_Problem requirements_.
Among the entries that follow, some lines contain the word "icon". Show all of them.

BEGIN Provided data

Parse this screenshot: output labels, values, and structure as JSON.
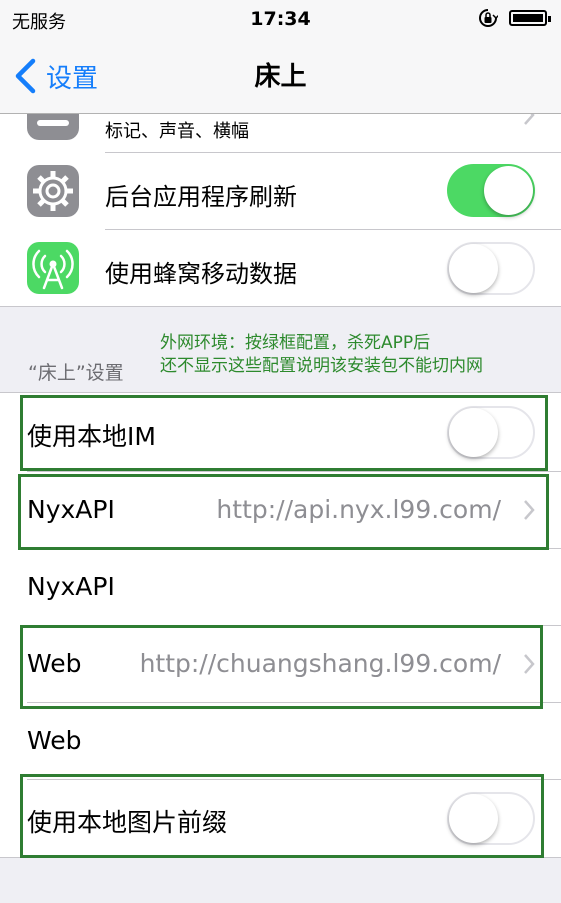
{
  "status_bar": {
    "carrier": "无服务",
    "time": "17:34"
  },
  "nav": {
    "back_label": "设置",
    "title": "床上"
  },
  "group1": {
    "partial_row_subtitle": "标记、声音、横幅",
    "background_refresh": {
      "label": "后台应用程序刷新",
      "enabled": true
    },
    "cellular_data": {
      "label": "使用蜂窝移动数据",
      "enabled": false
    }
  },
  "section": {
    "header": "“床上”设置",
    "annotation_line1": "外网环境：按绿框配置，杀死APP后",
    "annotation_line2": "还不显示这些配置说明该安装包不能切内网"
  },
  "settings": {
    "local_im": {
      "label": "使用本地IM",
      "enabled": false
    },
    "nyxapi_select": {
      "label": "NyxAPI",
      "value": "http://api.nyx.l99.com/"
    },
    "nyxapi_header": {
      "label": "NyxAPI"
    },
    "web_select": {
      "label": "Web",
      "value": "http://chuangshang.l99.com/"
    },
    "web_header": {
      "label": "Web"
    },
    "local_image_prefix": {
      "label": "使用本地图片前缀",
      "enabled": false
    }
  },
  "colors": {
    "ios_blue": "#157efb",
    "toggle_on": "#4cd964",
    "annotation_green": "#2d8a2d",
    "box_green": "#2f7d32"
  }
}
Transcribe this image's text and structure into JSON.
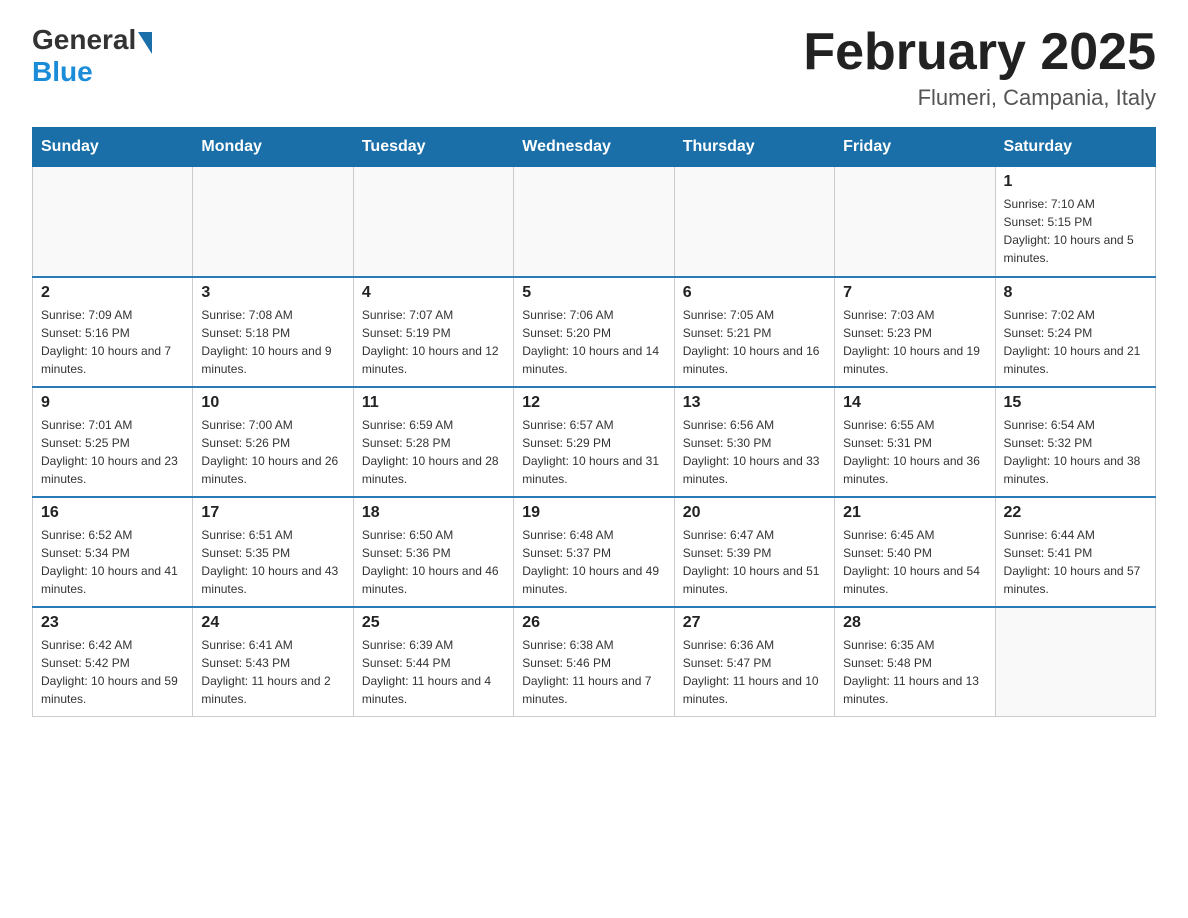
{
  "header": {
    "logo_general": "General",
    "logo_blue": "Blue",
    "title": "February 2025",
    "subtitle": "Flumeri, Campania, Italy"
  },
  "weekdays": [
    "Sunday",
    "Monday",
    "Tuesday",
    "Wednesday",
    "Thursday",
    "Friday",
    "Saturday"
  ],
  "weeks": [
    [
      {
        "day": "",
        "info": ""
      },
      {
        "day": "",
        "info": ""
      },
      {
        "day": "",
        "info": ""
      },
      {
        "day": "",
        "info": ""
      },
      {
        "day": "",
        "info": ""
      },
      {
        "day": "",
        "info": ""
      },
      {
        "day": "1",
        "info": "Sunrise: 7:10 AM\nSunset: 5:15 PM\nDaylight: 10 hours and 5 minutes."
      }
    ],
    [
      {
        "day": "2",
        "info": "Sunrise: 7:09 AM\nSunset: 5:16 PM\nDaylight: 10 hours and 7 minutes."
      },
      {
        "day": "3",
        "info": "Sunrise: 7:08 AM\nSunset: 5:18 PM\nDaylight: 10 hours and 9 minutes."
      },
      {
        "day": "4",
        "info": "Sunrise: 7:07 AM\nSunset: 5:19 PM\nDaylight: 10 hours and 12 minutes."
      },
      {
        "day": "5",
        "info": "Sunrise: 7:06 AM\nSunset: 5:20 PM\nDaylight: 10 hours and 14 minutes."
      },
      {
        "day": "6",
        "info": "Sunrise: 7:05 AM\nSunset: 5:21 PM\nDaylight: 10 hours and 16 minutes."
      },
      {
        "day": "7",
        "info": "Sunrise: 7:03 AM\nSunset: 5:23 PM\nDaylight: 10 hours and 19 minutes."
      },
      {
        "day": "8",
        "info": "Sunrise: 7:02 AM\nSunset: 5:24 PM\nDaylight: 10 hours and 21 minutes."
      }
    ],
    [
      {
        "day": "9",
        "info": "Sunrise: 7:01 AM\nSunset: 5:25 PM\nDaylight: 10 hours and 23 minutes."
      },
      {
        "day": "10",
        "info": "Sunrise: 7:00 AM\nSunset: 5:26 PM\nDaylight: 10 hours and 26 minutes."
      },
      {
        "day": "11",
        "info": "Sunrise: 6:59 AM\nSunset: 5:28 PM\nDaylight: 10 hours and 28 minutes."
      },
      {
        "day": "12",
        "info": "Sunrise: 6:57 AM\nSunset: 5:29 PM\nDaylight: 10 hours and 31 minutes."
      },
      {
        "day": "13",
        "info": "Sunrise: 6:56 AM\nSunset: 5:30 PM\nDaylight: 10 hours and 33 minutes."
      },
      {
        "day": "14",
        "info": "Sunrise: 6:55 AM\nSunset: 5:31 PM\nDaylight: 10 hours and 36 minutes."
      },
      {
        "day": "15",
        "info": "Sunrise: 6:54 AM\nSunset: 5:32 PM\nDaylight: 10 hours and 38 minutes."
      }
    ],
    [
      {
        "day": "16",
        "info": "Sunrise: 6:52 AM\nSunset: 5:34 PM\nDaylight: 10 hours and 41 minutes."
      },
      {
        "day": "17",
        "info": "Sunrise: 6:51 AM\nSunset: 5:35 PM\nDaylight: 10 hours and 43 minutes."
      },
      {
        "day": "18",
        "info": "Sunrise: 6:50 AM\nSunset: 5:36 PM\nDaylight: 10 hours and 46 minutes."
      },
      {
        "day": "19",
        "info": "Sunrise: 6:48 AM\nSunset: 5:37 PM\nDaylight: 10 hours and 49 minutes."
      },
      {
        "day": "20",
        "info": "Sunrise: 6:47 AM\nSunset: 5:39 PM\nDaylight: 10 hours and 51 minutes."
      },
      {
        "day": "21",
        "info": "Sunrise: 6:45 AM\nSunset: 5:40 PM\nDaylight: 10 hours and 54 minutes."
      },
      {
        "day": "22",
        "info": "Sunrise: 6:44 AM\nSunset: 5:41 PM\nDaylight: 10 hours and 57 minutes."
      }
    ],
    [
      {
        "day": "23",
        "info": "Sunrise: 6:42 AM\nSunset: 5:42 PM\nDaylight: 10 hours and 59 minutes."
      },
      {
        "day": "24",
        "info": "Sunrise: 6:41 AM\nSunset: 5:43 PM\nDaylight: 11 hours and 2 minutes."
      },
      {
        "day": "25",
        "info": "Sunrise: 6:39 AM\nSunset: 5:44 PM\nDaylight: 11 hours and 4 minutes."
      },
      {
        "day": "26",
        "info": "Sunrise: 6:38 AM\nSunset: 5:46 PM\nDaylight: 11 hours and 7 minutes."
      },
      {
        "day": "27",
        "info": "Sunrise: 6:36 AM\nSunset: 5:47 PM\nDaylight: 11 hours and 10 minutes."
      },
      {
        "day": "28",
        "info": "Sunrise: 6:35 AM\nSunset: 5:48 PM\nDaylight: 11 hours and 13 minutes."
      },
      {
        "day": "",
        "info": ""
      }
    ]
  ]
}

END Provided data
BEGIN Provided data

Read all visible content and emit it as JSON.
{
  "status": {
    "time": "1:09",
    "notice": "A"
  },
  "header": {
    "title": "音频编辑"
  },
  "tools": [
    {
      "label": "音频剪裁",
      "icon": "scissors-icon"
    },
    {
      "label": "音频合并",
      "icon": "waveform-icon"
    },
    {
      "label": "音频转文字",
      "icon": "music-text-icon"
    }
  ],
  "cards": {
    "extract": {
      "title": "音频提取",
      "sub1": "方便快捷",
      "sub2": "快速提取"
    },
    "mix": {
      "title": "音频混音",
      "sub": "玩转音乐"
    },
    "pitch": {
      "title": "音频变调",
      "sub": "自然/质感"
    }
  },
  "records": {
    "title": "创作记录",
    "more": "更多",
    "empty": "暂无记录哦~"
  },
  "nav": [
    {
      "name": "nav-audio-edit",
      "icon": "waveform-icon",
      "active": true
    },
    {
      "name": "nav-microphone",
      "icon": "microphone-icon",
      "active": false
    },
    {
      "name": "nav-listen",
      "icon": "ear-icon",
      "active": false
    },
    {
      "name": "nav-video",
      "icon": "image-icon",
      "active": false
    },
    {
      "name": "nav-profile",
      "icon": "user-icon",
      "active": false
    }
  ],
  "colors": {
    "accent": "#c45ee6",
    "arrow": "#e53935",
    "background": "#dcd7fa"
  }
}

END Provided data

_Solution to the exercise_.
      "icon": "scissors-icon"
      "icon": "waveform-icon"
      "icon": "music-text-icon"
      "icon": "waveform-icon",
      "icon": "microphone-icon",
      "icon": "ear-icon",
      "icon": "image-icon",
      "icon": "user-icon",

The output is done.